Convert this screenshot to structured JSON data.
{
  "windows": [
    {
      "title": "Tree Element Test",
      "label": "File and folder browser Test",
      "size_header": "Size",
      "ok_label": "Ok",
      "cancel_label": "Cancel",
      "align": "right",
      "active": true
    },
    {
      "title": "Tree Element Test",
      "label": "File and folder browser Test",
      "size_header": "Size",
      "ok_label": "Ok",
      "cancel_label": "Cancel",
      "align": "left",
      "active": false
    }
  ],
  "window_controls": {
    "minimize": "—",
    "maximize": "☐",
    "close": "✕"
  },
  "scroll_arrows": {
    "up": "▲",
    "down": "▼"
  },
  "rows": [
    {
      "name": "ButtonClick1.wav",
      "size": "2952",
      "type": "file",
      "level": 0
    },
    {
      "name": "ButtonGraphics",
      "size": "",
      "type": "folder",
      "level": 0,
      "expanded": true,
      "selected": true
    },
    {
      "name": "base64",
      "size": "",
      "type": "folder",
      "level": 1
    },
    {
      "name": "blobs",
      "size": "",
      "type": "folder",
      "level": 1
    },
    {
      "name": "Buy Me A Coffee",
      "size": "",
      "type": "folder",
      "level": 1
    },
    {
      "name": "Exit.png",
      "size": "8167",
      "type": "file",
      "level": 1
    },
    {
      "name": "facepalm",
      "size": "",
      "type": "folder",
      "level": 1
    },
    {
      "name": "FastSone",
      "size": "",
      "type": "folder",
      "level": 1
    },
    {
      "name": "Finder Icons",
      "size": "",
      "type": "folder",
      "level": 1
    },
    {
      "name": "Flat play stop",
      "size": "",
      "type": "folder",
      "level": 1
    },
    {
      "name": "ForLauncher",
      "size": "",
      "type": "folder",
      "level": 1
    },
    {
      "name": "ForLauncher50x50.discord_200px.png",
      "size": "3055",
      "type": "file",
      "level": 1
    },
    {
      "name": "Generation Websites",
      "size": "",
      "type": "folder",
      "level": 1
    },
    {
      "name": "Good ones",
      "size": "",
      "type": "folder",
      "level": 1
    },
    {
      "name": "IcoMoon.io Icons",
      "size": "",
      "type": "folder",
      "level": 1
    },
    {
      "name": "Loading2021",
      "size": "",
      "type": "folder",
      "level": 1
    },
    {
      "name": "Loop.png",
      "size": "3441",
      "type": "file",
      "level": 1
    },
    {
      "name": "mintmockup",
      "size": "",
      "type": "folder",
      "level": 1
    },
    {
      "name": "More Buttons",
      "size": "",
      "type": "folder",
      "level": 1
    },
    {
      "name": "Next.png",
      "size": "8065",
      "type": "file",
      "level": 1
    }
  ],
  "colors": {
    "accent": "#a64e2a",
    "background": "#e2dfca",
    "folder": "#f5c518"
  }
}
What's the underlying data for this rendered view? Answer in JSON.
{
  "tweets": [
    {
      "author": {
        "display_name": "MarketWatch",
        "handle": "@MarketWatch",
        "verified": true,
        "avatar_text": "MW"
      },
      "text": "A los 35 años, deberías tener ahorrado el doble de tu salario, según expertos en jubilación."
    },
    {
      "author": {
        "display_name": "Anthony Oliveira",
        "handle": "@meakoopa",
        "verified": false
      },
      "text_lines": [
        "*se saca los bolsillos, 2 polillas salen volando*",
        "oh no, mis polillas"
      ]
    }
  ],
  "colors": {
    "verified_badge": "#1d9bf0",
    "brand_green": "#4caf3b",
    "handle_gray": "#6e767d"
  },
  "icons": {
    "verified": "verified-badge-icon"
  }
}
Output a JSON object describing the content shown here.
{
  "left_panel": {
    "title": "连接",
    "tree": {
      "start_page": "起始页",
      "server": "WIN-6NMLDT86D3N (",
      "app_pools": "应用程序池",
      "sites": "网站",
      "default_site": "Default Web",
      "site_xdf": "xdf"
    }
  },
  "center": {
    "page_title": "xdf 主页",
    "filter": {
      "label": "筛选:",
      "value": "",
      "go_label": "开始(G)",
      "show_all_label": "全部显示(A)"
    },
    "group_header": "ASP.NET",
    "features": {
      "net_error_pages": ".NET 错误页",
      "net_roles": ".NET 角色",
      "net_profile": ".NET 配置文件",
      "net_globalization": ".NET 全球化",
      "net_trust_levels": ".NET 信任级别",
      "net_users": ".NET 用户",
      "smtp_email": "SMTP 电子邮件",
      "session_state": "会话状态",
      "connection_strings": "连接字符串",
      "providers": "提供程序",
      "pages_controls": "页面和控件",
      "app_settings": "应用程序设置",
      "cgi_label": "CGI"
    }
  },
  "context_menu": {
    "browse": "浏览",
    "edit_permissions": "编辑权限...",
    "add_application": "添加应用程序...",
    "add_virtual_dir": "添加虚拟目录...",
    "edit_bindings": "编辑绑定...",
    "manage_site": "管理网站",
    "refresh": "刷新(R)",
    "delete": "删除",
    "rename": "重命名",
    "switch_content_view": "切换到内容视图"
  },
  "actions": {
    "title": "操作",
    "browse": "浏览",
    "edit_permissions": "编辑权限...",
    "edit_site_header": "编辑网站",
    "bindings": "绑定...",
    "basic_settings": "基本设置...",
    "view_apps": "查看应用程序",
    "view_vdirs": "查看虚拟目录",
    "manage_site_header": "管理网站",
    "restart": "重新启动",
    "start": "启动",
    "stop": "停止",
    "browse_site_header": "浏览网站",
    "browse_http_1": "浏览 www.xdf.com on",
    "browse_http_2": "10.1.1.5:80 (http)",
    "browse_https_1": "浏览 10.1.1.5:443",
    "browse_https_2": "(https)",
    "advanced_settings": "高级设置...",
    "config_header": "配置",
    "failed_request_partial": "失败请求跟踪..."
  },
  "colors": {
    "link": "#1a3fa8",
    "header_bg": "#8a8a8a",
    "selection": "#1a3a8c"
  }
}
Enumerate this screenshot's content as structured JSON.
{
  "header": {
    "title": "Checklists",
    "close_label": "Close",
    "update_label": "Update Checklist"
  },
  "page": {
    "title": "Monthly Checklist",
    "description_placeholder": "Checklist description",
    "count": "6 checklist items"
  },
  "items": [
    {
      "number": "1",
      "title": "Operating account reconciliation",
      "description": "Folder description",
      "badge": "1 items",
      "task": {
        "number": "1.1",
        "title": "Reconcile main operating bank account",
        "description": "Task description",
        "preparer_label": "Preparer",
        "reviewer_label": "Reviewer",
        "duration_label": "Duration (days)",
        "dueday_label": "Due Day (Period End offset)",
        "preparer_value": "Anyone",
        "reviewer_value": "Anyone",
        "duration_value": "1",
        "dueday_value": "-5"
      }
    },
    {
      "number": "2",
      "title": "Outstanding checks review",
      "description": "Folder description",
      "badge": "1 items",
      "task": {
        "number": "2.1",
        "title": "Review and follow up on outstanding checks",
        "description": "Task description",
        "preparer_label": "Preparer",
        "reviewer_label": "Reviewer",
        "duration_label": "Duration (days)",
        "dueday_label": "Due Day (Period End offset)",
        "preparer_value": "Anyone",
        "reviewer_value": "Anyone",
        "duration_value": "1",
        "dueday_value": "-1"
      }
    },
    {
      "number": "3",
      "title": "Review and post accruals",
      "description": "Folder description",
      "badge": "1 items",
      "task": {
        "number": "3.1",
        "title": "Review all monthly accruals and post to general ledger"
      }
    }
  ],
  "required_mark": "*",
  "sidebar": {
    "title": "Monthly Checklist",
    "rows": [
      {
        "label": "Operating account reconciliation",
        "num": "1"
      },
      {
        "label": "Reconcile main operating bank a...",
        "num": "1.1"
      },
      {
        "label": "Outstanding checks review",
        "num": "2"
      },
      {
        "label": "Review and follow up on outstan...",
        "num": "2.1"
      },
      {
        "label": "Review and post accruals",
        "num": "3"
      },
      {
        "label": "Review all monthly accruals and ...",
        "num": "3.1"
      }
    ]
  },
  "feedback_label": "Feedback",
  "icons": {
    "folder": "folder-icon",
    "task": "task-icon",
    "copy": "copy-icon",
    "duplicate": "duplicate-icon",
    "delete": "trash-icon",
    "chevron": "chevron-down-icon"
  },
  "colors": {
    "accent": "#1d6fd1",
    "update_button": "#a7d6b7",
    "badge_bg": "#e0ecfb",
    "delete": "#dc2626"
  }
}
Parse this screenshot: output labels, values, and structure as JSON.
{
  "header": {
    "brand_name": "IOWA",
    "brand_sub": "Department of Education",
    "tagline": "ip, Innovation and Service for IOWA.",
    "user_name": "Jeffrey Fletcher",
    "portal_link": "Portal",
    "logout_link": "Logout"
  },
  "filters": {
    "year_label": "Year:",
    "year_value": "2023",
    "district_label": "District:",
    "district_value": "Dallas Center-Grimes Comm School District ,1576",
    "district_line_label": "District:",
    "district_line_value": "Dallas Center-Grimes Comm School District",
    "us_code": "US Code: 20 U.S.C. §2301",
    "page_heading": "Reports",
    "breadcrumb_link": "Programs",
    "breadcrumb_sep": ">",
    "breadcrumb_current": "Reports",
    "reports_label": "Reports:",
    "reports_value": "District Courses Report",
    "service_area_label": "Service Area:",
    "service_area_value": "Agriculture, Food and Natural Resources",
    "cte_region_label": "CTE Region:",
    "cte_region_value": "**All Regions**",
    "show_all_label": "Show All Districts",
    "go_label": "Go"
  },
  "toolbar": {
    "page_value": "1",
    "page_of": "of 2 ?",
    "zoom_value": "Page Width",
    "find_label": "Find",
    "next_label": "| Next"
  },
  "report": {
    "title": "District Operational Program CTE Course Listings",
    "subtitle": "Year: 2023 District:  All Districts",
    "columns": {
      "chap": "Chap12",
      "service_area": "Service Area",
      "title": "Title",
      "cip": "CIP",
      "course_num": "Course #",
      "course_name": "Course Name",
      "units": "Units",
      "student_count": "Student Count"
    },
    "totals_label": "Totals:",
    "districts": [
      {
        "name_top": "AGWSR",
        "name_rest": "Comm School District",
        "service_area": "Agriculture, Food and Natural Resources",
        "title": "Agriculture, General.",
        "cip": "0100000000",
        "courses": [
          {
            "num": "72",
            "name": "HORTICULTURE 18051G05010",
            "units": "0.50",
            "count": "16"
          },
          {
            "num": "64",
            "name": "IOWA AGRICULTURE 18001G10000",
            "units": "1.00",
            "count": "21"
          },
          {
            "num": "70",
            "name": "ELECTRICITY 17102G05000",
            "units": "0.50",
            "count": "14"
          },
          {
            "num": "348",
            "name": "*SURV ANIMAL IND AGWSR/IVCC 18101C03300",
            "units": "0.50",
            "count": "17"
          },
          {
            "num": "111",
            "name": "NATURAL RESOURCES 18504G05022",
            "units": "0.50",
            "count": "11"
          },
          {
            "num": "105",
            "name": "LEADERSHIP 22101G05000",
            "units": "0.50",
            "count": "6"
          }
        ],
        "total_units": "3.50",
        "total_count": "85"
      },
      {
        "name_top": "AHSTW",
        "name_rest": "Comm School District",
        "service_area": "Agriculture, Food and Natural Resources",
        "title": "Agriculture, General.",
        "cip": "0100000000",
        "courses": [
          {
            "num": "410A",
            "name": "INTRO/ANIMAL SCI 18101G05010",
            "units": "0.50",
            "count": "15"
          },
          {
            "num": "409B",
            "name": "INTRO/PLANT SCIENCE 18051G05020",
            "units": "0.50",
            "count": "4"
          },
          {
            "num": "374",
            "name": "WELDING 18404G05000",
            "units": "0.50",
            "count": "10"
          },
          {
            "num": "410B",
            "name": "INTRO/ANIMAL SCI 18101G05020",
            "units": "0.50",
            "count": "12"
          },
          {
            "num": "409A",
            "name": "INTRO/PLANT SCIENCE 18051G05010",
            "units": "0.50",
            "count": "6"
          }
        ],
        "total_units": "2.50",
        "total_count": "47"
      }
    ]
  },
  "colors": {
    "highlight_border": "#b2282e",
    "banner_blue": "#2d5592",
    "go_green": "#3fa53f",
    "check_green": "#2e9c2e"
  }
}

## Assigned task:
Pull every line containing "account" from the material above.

## Reply to the task:
      "title": "Operating account reconciliation",
        "title": "Reconcile main operating bank account",
        "label": "Operating account reconciliation",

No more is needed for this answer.